After months of murmurs, news broke just before the long Memorial Day weekend that, according to unnamed sources, the surviving members of Queen were in the process of selling the legendary group’s catalog for a mind-boggling $1 billion. Universal Music Group, the world’s largest music company, was said to be the likely buyer.
Three sources tell Variety the deal is in advanced stages — although another close to the situation says it is very preliminary — and that the billion-dollar price tag is “real.” However, exactly what is included in the package is not entirely clear.
The deal “is Universal’s to lose,” two sources said — although Sony Music is said to be waiting in the wings — owing to the company’s longstanding relationship with the group, which signed with EMI in 1972 and remained with the company, which was acquired by Universal in 2011, throughout its career. However, in 1991 it signed a licensing deal with Hollywood Records for U.S. and Canadian recorded-music rights only, which led to a later acquisition by the company of those assets — and therein lies one of the complicating factors.
If true, the acquisition would dwarf the largest such deals on record, which include Bruce Springsteen selling his publishing and recorded-music to Sony for a reported $600 million and Bob Dylan selling his publishing to Universal for a price said to be nearly $400 million. Biggest of all, sources told Variety in February that the Michael Jackson estate is in the process of selling half of the late singer’s music catalog to Sony and an unspecified financial partner for between $800-900 million, although that deal apparently had not closed at the time of this article’s publication.
To be sure, Queen’s music catalog is among the most valuable in the world — with classics like “Bohemian Rhapsody,” “Another One Bites the Dust,” “Radio GaGa,” “39,” “Somebody to Love” and “You’re My Best Friend” as well as the perennial stadium-shakers “We Will Rock You” and “We Are the Champions,” the songs are globally popular and enormously lucrative.
Reps for Queen, Universal and Disney all declined comment, although a source close to the situation tells Variety that Hollywood has no current or future plans to sell its rights.
But a billion dollars speaks loudly.
Obviously, whether or not that sum is realistic depends on what is included in it. Three sources tell Variety the publishing assets of the bandmembers — Brian May, Roger Taylor, John Deacon and the estate of Freddie Mercury, all of whom are equal shareholders in Queen Productions Ltd. — are on the table, although another says they are not. That situation may or may not be complicated by the fact that the group’s songs were almost entirely written by individual members up to the 1982 “Hot Space” album, when they agreed to be collectively credited on each song no matter who actually wrote it.
Yet the real wild card is Hollywood’s ownership of the North American rights to the catalog, which presumably would be a separate or related transaction if the company were to change its mind about selling. While the group’s catalog is certainly enormously valuable in most other parts of the world, the U.S. is the world’s largest music market by a long stretch and Canada is no slouch at No. 8, according to the IFPI’s 2022 report. The absence of those two markets, not to mention publishing rights, would seem to drop the catalog’s value substantially below $1 billion.
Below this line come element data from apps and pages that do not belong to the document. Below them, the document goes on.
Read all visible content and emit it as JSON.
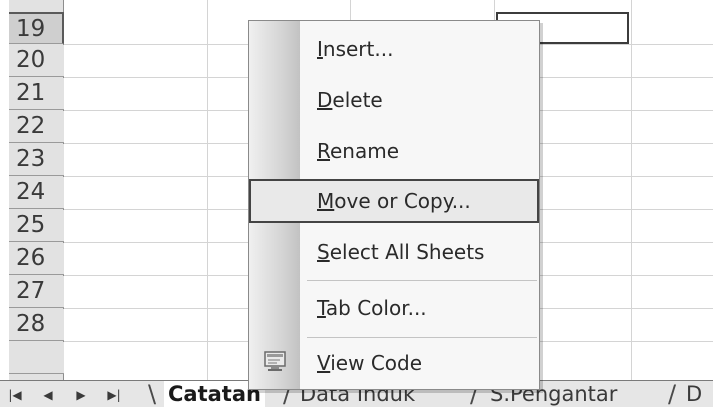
{
  "grid": {
    "rows": [
      "19",
      "20",
      "21",
      "22",
      "23",
      "24",
      "25",
      "26",
      "27",
      "28"
    ],
    "selected_row": "19"
  },
  "context_menu": {
    "items": [
      {
        "pre": "",
        "key": "I",
        "post": "nsert...",
        "icon": ""
      },
      {
        "pre": "",
        "key": "D",
        "post": "elete",
        "icon": ""
      },
      {
        "pre": "",
        "key": "R",
        "post": "ename",
        "icon": ""
      },
      {
        "pre": "",
        "key": "M",
        "post": "ove or Copy...",
        "icon": "",
        "highlighted": true
      },
      {
        "pre": "",
        "key": "S",
        "post": "elect All Sheets",
        "icon": ""
      },
      {
        "pre": "",
        "key": "T",
        "post": "ab Color...",
        "icon": ""
      },
      {
        "pre": "",
        "key": "V",
        "post": "iew Code",
        "icon": "view-code-icon"
      }
    ]
  },
  "tabbar": {
    "nav": [
      "first-sheet",
      "previous-sheet",
      "next-sheet",
      "last-sheet"
    ],
    "tabs": [
      "Catatan",
      "Data Induk",
      "S.Pengantar",
      "D"
    ],
    "active_tab": "Catatan"
  }
}
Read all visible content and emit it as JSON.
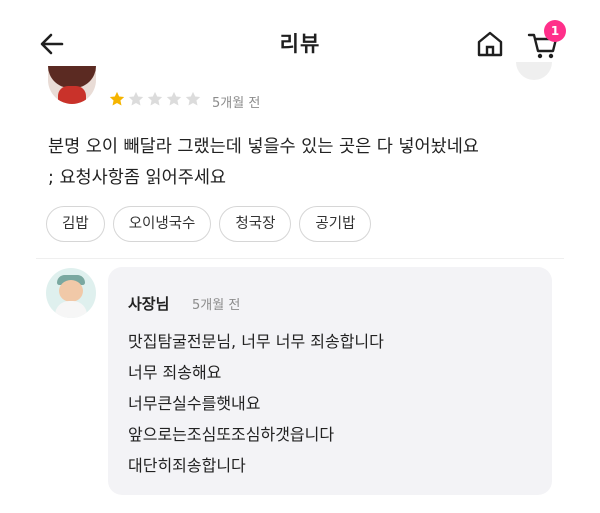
{
  "header": {
    "title": "리뷰",
    "cart_badge": "1"
  },
  "review": {
    "rating": 1,
    "max_rating": 5,
    "date": "5개월 전",
    "text_line1": "분명 오이 빼달라 그랬는데 넣을수 있는 곳은 다 넣어놨네요",
    "text_line2": "; 요청사항좀 읽어주세요",
    "tags": [
      "김밥",
      "오이냉국수",
      "청국장",
      "공기밥"
    ]
  },
  "reply": {
    "author": "사장님",
    "date": "5개월 전",
    "lines": [
      "맛집탐굴전문님, 너무 너무 죄송합니다",
      "너무 죄송해요",
      "너무큰실수를햇내요",
      "앞으로는조심또조심하갯읍니다",
      "대단히죄송합니다"
    ]
  },
  "colors": {
    "star_filled": "#f5b400",
    "star_empty": "#dcdcdc",
    "badge": "#ff2f8a",
    "bubble": "#f3f3f6"
  },
  "icons": {
    "back": "arrow-left-icon",
    "home": "home-icon",
    "cart": "cart-icon",
    "star": "star-icon"
  }
}
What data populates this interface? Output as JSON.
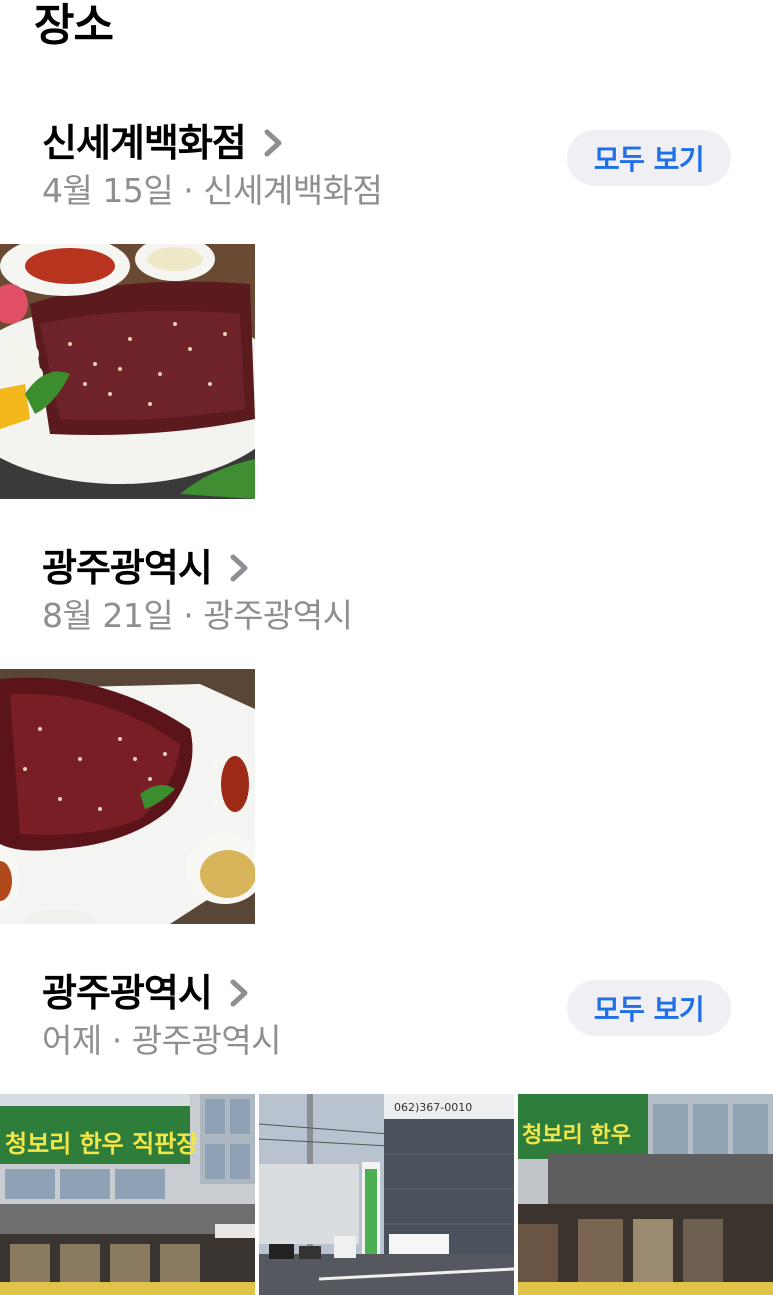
{
  "page_title": "장소",
  "sections": [
    {
      "title": "신세계백화점",
      "date": "4월 15일",
      "separator": "·",
      "place": "신세계백화점",
      "see_all_label": "모두 보기"
    },
    {
      "title": "광주광역시",
      "date": "8월 21일",
      "separator": "·",
      "place": "광주광역시"
    },
    {
      "title": "광주광역시",
      "date": "어제",
      "separator": "·",
      "place": "광주광역시",
      "see_all_label": "모두 보기",
      "photo_texts": {
        "sign1": "청보리 한우 직판장",
        "sign2_phone": "062)367-0010",
        "sign3": "청보리 한우"
      }
    }
  ],
  "colors": {
    "secondary_text": "#8e8e93",
    "accent": "#1f6fe8",
    "pill_bg": "#efeff4"
  },
  "icons": {
    "chevron": "chevron-right-icon"
  }
}
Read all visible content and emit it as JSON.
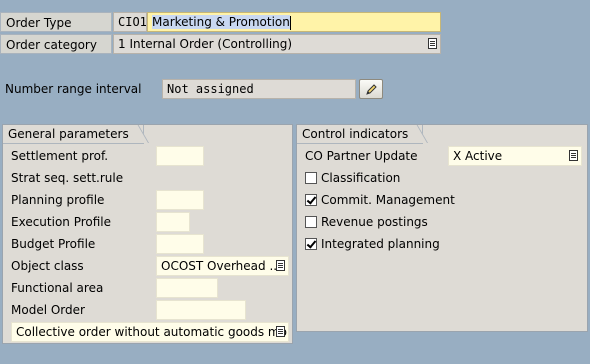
{
  "header": {
    "order_type_label": "Order Type",
    "order_type_code": "CIO1",
    "order_type_name": "Marketing & Promotion",
    "order_category_label": "Order category",
    "order_category_value": "1 Internal Order (Controlling)",
    "number_range_label": "Number range interval",
    "number_range_value": "Not assigned"
  },
  "general": {
    "title": "General parameters",
    "settlement_prof": "Settlement prof.",
    "strat_seq": "Strat seq. sett.rule",
    "planning_profile": "Planning profile",
    "execution_profile": "Execution Profile",
    "budget_profile": "Budget Profile",
    "object_class": "Object class",
    "object_class_value": "OCOST Overhead ...",
    "functional_area": "Functional area",
    "model_order": "Model Order",
    "collective_order_value": "Collective order without automatic goods mo..."
  },
  "control": {
    "title": "Control indicators",
    "co_partner_label": "CO Partner Update",
    "co_partner_value": "X Active",
    "classification": "Classification",
    "classification_checked": false,
    "commit_mgmt": "Commit. Management",
    "commit_mgmt_checked": true,
    "revenue_postings": "Revenue postings",
    "revenue_postings_checked": false,
    "integrated_planning": "Integrated planning",
    "integrated_planning_checked": true
  },
  "icons": {
    "dropdown": "dropdown-list-icon",
    "edit": "pencil-icon"
  }
}
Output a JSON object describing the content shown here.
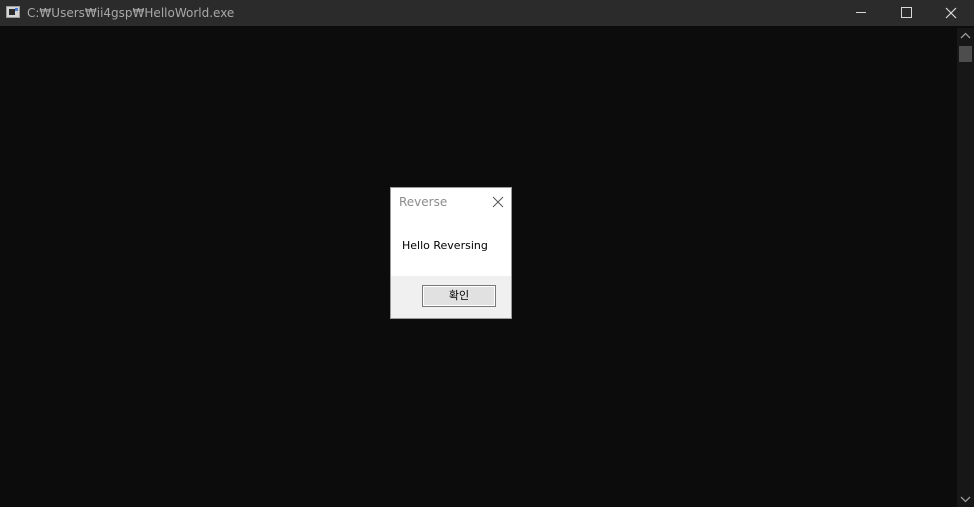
{
  "window": {
    "title": "C:₩Users₩ii4gsp₩HelloWorld.exe",
    "icons": {
      "app": "console-app-icon",
      "minimize": "minimize-icon",
      "maximize": "maximize-icon",
      "close": "close-icon"
    },
    "colors": {
      "titlebar": "#2b2b2b",
      "console_background": "#0c0c0c",
      "title_text": "#a8a8a8"
    }
  },
  "scrollbar": {
    "up_icon": "chevron-up-icon",
    "down_icon": "chevron-down-icon"
  },
  "dialog": {
    "title": "Reverse",
    "message": "Hello Reversing",
    "ok_label": "확인",
    "close_icon": "close-icon",
    "colors": {
      "background": "#ffffff",
      "footer": "#f0f0f0",
      "title_text": "#8c8c8c"
    }
  }
}
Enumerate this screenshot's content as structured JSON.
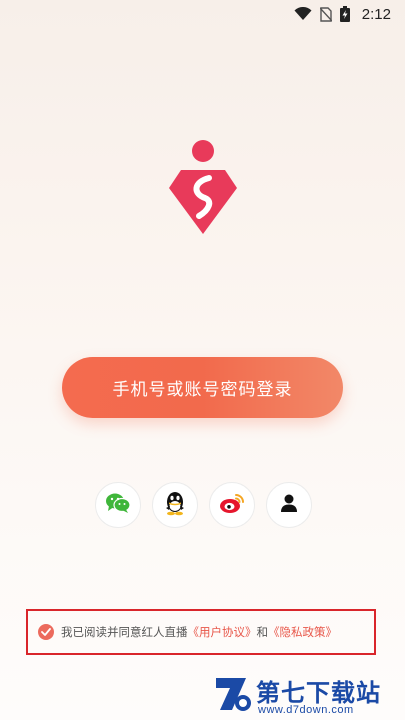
{
  "status_bar": {
    "time": "2:12",
    "icons": [
      "wifi-icon",
      "no-sim-icon",
      "battery-charging-icon"
    ]
  },
  "app": {
    "logo": "diamond-logo-icon",
    "brand_color": "#e83a5a"
  },
  "login": {
    "phone_login_label": "手机号或账号密码登录",
    "button_color": "#f26a4c"
  },
  "social_login": [
    {
      "name": "wechat",
      "icon": "wechat-icon"
    },
    {
      "name": "qq",
      "icon": "qq-icon"
    },
    {
      "name": "weibo",
      "icon": "weibo-icon"
    },
    {
      "name": "account",
      "icon": "user-icon"
    }
  ],
  "agreement": {
    "checked": true,
    "prefix": "我已阅读并同意红人直播",
    "user_agreement": "《用户协议》",
    "conjunction": "和",
    "privacy_policy": "《隐私政策》",
    "link_color": "#e8574a"
  },
  "watermark": {
    "title": "第七下载站",
    "url": "www.d7down.com"
  }
}
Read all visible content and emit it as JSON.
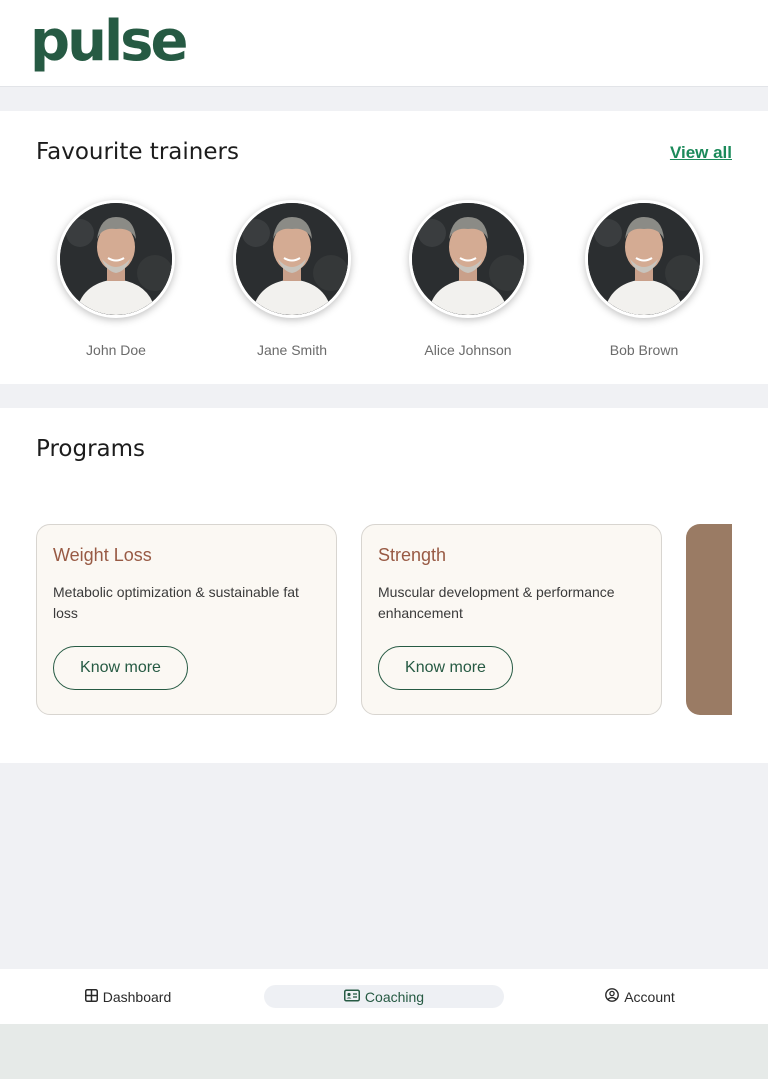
{
  "app": {
    "logo_text": "pulse",
    "brand_color": "#265a43"
  },
  "trainers": {
    "title": "Favourite trainers",
    "view_all_label": "View all",
    "items": [
      {
        "name": "John Doe"
      },
      {
        "name": "Jane Smith"
      },
      {
        "name": "Alice Johnson"
      },
      {
        "name": "Bob Brown"
      }
    ]
  },
  "programs": {
    "title": "Programs",
    "items": [
      {
        "title": "Weight Loss",
        "description": "Metabolic optimization & sustainable fat loss",
        "button_label": "Know more"
      },
      {
        "title": "Strength",
        "description": "Muscular development & performance enhancement",
        "button_label": "Know more"
      }
    ]
  },
  "nav": {
    "items": [
      {
        "label": "Dashboard",
        "icon": "grid-icon"
      },
      {
        "label": "Coaching",
        "icon": "id-card-icon",
        "active": true
      },
      {
        "label": "Account",
        "icon": "user-circle-icon"
      }
    ]
  }
}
Indeed, Hollywood’s 1991 deal with the group has turned out to be one of the most far-sighted in the industry. At the time, lead singer Freddie Mercury was widely rumored to be afflicted with AIDS, although he did not confirm the reports until the day before his death the following year. Peter Paterno, the then-new label’s CEO, was lambasted for overpaying a reported $10 million licensing deal with the group and, absent other major hits on the label, stepped down from his post after his contract expired in 1993; he has long since returned to his previous status as one of the industry’s top attorneys.
While details are unclear, at some point the group sold those rights to Hollywood: A series of 2011 reissues and all streaming credits bear a Hollywood copyright line, rather than the previous “Queen Productions under license to Hollywood Records Inc.” Queen is one of the most business-savvy major recording artists — and like many such artists, they signed a deal early in their career that they later regretted financially and legally — and it seems uncharacteristic for the group to sell off any of its considerable assets. But at the time of the sale, which probably took place sometime in the 2000s, the music industry had lost half of its value due to illegal downloading, and the bandmembers may have considered it a good time to sell. However, they probably wish they’d waited: Streaming brought the music industry back to health and, as the Dylan, Springsteen and (presumably) Jackson deals show, the value of such assets has grown exponentially over the past decade-plus.
Be that as it may, some sources suggest that, as often happens in such catalog deals, the exact details are unconfirmed and players may be leaking information in order to goose up the price as a deal approaches its close. One source tells Variety that such a tactic may be in play with the Queen deal — that the talks are still in early stages and the media reports are being used in an attempt to solidify a billion-dollar price tag, a.k.a. a “stalking horse.”
Time will tell. Variety will have more on this situation as it develops.